Here the job is to restate every entry word for word.

——

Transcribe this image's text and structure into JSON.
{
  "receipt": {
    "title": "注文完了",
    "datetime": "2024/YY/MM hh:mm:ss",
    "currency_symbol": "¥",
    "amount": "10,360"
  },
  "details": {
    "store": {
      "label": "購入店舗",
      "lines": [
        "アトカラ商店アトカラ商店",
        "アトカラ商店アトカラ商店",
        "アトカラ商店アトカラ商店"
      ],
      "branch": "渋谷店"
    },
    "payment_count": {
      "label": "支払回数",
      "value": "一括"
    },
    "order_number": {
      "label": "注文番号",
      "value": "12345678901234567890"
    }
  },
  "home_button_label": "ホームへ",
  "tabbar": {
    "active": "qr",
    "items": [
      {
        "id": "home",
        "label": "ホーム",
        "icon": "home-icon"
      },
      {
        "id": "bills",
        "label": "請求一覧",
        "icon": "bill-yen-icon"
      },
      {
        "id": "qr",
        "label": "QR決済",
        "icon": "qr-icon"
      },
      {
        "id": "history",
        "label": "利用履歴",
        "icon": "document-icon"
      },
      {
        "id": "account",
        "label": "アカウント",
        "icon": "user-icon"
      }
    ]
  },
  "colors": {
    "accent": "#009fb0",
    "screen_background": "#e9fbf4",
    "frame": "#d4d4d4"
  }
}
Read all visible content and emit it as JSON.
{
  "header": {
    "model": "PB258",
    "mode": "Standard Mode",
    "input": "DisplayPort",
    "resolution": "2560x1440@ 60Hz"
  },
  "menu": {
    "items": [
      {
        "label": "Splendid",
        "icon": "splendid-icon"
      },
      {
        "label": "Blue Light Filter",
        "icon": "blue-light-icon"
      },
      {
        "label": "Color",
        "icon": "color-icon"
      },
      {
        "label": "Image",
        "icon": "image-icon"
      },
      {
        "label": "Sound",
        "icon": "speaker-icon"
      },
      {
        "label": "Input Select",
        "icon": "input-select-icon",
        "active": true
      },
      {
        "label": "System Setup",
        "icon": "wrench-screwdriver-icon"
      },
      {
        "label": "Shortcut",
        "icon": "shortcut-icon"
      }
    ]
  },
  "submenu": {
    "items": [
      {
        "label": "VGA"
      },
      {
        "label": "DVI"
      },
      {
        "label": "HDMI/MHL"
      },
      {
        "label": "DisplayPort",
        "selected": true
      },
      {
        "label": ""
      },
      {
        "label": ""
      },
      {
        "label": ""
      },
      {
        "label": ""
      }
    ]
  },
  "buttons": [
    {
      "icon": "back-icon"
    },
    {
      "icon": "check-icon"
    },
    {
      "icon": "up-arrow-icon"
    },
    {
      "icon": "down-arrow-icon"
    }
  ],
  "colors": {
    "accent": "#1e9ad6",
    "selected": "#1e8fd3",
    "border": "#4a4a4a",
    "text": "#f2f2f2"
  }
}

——

■ **Solution**
Transcribe this image's text and structure into JSON.
{
  "receipt": {
    "title": "注文完了",
    "datetime": "2024/YY/MM hh:mm:ss",
    "currency_symbol": "¥",
    "amount": "10,360"
  },
  "details": {
    "store": {
      "label": "購入店舗",
      "lines": [
        "アトカラ商店アトカラ商店",
        "アトカラ商店アトカラ商店",
        "アトカラ商店アトカラ商店"
      ],
      "branch": "渋谷店"
    },
    "payment_count": {
      "label": "支払回数",
      "value": "一括"
    },
    "order_number": {
      "label": "注文番号",
      "value": "12345678901234567890"
    }
  },
  "home_button_label": "ホームへ",
  "tabbar": {
    "active": "qr",
    "items": [
      {
        "id": "home",
        "label": "ホーム",
        "icon": "home-icon"
      },
      {
        "id": "bills",
        "label": "請求一覧",
        "icon": "bill-yen-icon"
      },
      {
        "id": "qr",
        "label": "QR決済",
        "icon": "qr-icon"
      },
      {
        "id": "history",
        "label": "利用履歴",
        "icon": "document-icon"
      },
      {
        "id": "account",
        "label": "アカウント",
        "icon": "user-icon"
      }
    ]
  },
  "colors": {
    "accent": "#009fb0",
    "screen_background": "#e9fbf4",
    "frame": "#d4d4d4"
  }
}
Read all visible content and emit it as JSON.
{
  "header": {
    "model": "PB258",
    "mode": "Standard Mode",
    "input": "DisplayPort",
    "resolution": "2560x1440@ 60Hz"
  },
  "menu": {
    "items": [
      {
        "label": "Splendid",
        "icon": "splendid-icon"
      },
      {
        "label": "Blue Light Filter",
        "icon": "blue-light-icon"
      },
      {
        "label": "Color",
        "icon": "color-icon"
      },
      {
        "label": "Image",
        "icon": "image-icon"
      },
      {
        "label": "Sound",
        "icon": "speaker-icon"
      },
      {
        "label": "Input Select",
        "icon": "input-select-icon",
        "active": true
      },
      {
        "label": "System Setup",
        "icon": "wrench-screwdriver-icon"
      },
      {
        "label": "Shortcut",
        "icon": "shortcut-icon"
      }
    ]
  },
  "submenu": {
    "items": [
      {
        "label": "VGA"
      },
      {
        "label": "DVI"
      },
      {
        "label": "HDMI/MHL"
      },
      {
        "label": "DisplayPort",
        "selected": true
      },
      {
        "label": ""
      },
      {
        "label": ""
      },
      {
        "label": ""
      },
      {
        "label": ""
      }
    ]
  },
  "buttons": [
    {
      "icon": "back-icon"
    },
    {
      "icon": "check-icon"
    },
    {
      "icon": "up-arrow-icon"
    },
    {
      "icon": "down-arrow-icon"
    }
  ],
  "colors": {
    "accent": "#1e9ad6",
    "selected": "#1e8fd3",
    "border": "#4a4a4a",
    "text": "#f2f2f2"
  }
}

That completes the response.